📸News From The Channel!
How I Gamified My Life to Enjoy Learning/Studying Part 1: I used to be addicted to video games. But by analyzing what it was about video games that made them so addicting through Yu Kai Chou's Octalysis Framework, I was able to start making my real life into a game. In the first part of my three-part series I will take you through the Octalysis framework and use it to analyze what made my childhood games so addicting.
Susan Currie: How Librarians Can Help You Manage Informational Chaos: Susan Currie has 40 years of experience as a senior librarian and administrator. She worked for close to thirty years in academic libraries and knows a profound amount about information and how it's managed in society. This week we talk about how the internet has changed people's relationships with information, how librarians can help people find information in the digital age, how librarians can help people be less biased researchers and the generational differences between young and old in consuming and managing information.
💡My Best Insights:
📖Book - Finding Flow: a wonderful follow up to Mihaly Csikszentmihalyi's Flow The Psychology of Optimal Experience. This book explores the various areas that we can experience flow inside of and how they effect the way most people experience life. The three areas are Work, maintenance, and leisure. By understanding how we can find flow in each of them we can make our lives more enjoyable.
✍️Blog Post - My Twelve Hour Walk: Because of apps like google maps, it's very uncommon for people to ever get lost anymore. Before these technologies existed people had to use physical maps to navigate and before that the maps in their minds. As a result, we almost never wander for the sake of wandering anymore. But in Paul Millerd's article, My 12 Hour Walk, he explains the benefits that unplugging and just wandering can have on your psyche. When you're alone by yourself on a walk for that long without something to distract you, you are forced to listen to yourself. And things come up which never get the chance to while your just going about your everyday normally.
🎙️Podcast - Psychology and the Gamification of Learning: most people think of games and learning as separate things. As you know I was addicted to games as a kid so the only thing I really learned was how to waste my time. But this podcast and my other learnings about gamification are making me realize how games can be an integral part of our learning processes.

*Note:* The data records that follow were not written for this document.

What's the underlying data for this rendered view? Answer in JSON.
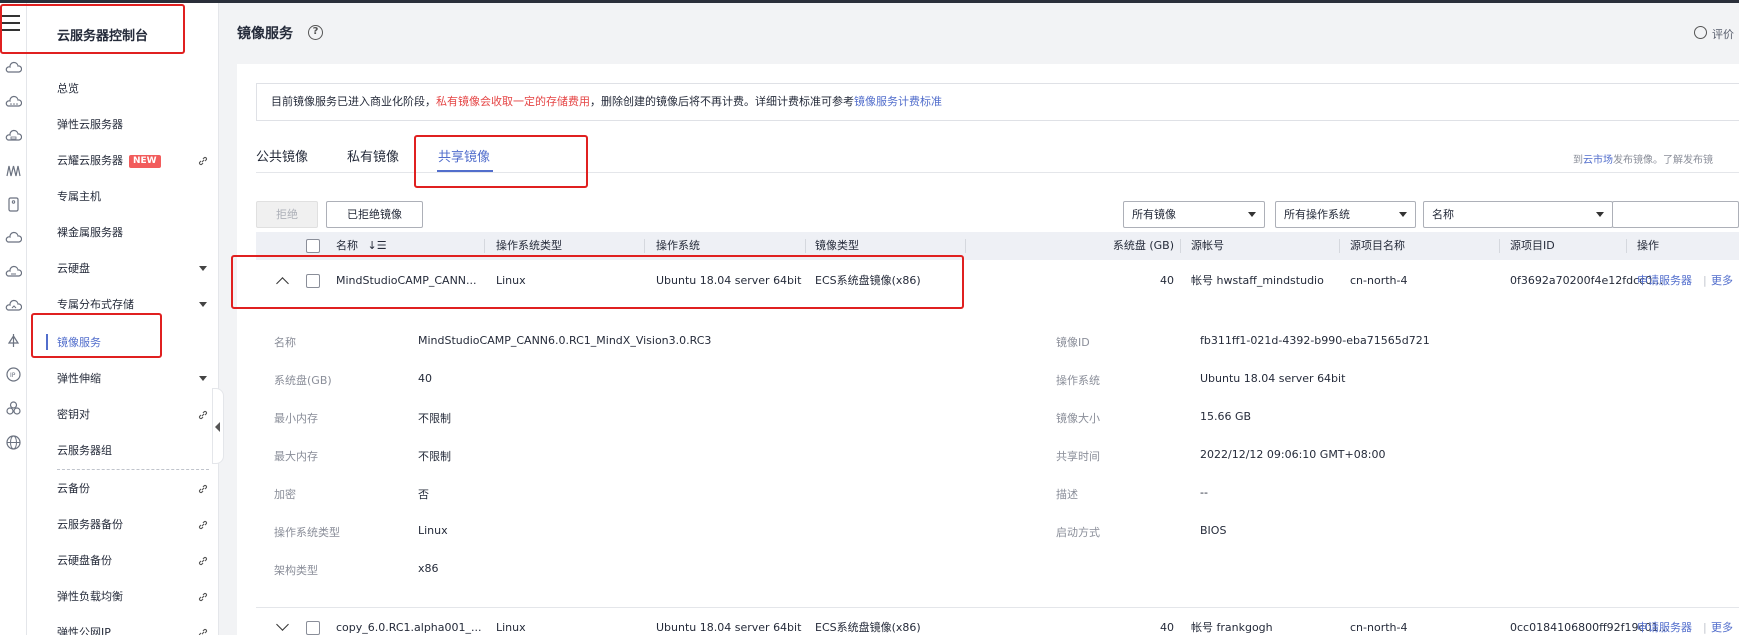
{
  "sidebar": {
    "title": "云服务器控制台",
    "items": [
      {
        "label": "总览"
      },
      {
        "label": "弹性云服务器"
      },
      {
        "label": "云耀云服务器",
        "badge": "NEW"
      },
      {
        "label": "专属主机"
      },
      {
        "label": "裸金属服务器"
      },
      {
        "label": "云硬盘"
      },
      {
        "label": "专属分布式存储"
      },
      {
        "label": "镜像服务"
      },
      {
        "label": "弹性伸缩"
      },
      {
        "label": "密钥对"
      },
      {
        "label": "云服务器组"
      },
      {
        "label": "云备份"
      },
      {
        "label": "云服务器备份"
      },
      {
        "label": "云硬盘备份"
      },
      {
        "label": "弹性负载均衡"
      },
      {
        "label": "弹性公网IP"
      }
    ]
  },
  "header": {
    "title": "镜像服务",
    "help": "?",
    "evaluate": "评价"
  },
  "notice": {
    "part1": "目前镜像服务已进入商业化阶段，",
    "part2": "私有镜像会收取一定的存储费用",
    "part3": "，删除创建的镜像后将不再计费。详细计费标准可参考",
    "link": "镜像服务计费标准"
  },
  "tabs": [
    "公共镜像",
    "私有镜像",
    "共享镜像"
  ],
  "right_hint": {
    "prefix": "到",
    "link": "云市场",
    "suffix": "发布镜像。了解发布镜"
  },
  "toolbar": {
    "reject": "拒绝",
    "rejected": "已拒绝镜像",
    "filter_all_images": "所有镜像",
    "filter_all_os": "所有操作系统",
    "filter_name": "名称"
  },
  "table": {
    "headers": [
      "名称",
      "操作系统类型",
      "操作系统",
      "镜像类型",
      "系统盘 (GB)",
      "源帐号",
      "源项目名称",
      "源项目ID",
      "操作"
    ],
    "sort_icon": "↓☰",
    "rows": [
      {
        "name": "MindStudioCAMP_CANN...",
        "os_type": "Linux",
        "os": "Ubuntu 18.04 server 64bit",
        "image_type": "ECS系统盘镜像(x86)",
        "disk": "40",
        "account": "帐号 hwstaff_mindstudio",
        "project": "cn-north-4",
        "project_id": "0f3692a70200f4e12fdcc01b0...",
        "action1": "申请服务器",
        "action2": "更多"
      },
      {
        "name": "copy_6.0.RC1.alpha001_...",
        "os_type": "Linux",
        "os": "Ubuntu 18.04 server 64bit",
        "image_type": "ECS系统盘镜像(x86)",
        "disk": "40",
        "account": "帐号 frankgogh",
        "project": "cn-north-4",
        "project_id": "0cc0184106800ff92f19c01f5e...",
        "action1": "申请服务器",
        "action2": "更多"
      }
    ]
  },
  "detail": {
    "left": [
      {
        "label": "名称",
        "value": "MindStudioCAMP_CANN6.0.RC1_MindX_Vision3.0.RC3"
      },
      {
        "label": "系统盘(GB)",
        "value": "40"
      },
      {
        "label": "最小内存",
        "value": "不限制"
      },
      {
        "label": "最大内存",
        "value": "不限制"
      },
      {
        "label": "加密",
        "value": "否"
      },
      {
        "label": "操作系统类型",
        "value": "Linux"
      },
      {
        "label": "架构类型",
        "value": "x86"
      }
    ],
    "right": [
      {
        "label": "镜像ID",
        "value": "fb311ff1-021d-4392-b990-eba71565d721"
      },
      {
        "label": "操作系统",
        "value": "Ubuntu 18.04 server 64bit"
      },
      {
        "label": "镜像大小",
        "value": "15.66 GB"
      },
      {
        "label": "共享时间",
        "value": "2022/12/12 09:06:10 GMT+08:00"
      },
      {
        "label": "描述",
        "value": "--"
      },
      {
        "label": "启动方式",
        "value": "BIOS"
      }
    ]
  },
  "colors": {
    "accent": "#526ecc",
    "highlight": "#e02020",
    "warning_text": "#e54545"
  }
}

Games can make us more willing to fail which we know is where the best learning happens because they promote a Gameful mindset. Listen to this podcast to learn even more reasons for why they are so great.
📜Academic Article - Gaming Mindsets: Implicit Theories in Serious Game Learning: This studies assesses how individuals beliefs about the malleability of their abilities may predict their performance and actions in learning from serious games and thus in other areas of life. They found that participants with a growth mindset were more likely to seek out challenges inside of the game. In other words they didn't shutter from the idea of failure but rather sought out situations to test their skills. They had a Gameful mindset. This is why I believe it's more effective to motivate someone to join something they aren't sure they are good enough to do by emphasizing their growth mindset if they have one. Instead of saying, "What! You're great at that thing," say "I know you can do it because you will seek to improve and become better over time."
📺YouTube Video - How to achieve more while studying less Obsidian and Conceptual Notes: This is one of my favorite videos on personal knowledge management I have ever watched. It's main thesis is that the purpose of notes is to retrieve relevant information in the fastest way possible. So taking notes on everything makes no sense. As most information is available via google and or inherently obvious. Instead you should take notes on things that aren't USE, Unimportant, Self Explanatory, or Easy enough to memorize on the spot. In addition, you need to realize that "There are no rigid disciplines in the universe, just interconnected concepts." This means a not on evolutionary psychology could connect to a note on the history of peanut butter. Everything is connected somehow. I encourage you to watch it as there's so much I didn't say.